**Task goal**: A single number is the answer: the count of lines in the listing below that contain "JSON".

Top of Data listing

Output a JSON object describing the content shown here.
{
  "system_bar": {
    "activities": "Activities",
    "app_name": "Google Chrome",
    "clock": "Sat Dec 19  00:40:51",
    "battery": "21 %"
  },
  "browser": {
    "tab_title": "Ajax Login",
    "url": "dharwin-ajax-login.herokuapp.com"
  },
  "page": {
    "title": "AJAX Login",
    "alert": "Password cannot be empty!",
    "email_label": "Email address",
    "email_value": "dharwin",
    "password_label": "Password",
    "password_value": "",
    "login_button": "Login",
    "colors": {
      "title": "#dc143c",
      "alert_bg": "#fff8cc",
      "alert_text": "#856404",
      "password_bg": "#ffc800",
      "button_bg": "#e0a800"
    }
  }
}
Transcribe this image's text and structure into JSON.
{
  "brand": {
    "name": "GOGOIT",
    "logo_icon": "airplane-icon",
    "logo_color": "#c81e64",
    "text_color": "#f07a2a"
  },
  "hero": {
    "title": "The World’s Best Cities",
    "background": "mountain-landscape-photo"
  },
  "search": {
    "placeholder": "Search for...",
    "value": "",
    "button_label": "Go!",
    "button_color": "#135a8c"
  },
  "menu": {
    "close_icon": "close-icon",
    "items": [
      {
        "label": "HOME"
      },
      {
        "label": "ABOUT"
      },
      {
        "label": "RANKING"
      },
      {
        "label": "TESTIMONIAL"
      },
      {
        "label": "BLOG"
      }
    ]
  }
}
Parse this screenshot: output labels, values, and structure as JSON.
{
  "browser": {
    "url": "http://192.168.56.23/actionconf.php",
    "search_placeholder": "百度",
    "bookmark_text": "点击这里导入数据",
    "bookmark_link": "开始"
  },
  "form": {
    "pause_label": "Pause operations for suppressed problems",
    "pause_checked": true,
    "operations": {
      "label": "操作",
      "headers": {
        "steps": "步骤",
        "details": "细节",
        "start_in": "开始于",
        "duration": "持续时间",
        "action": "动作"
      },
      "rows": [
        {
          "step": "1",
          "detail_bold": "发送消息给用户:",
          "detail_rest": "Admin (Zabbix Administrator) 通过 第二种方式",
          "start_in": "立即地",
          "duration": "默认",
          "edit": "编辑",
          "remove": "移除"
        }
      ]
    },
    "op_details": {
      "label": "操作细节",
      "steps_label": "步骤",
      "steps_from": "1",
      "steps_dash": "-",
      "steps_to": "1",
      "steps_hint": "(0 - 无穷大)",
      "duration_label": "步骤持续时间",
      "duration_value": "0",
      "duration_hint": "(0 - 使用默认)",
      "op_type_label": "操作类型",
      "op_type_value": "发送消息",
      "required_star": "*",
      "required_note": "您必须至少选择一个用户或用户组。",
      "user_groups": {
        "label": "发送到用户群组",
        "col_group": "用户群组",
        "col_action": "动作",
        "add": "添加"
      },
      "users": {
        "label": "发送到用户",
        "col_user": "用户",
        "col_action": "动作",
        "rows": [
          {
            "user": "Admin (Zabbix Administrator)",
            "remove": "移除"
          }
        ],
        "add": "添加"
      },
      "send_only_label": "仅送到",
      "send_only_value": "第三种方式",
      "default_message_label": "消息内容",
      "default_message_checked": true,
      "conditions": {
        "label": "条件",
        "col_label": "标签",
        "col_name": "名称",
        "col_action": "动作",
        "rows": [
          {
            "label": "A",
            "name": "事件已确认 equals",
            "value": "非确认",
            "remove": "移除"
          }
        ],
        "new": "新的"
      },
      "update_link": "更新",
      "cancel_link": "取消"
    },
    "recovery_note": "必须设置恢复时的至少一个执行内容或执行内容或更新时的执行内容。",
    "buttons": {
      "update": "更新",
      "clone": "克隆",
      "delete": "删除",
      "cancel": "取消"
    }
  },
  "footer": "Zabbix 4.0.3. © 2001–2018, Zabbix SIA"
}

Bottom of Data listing

**Solution**: 3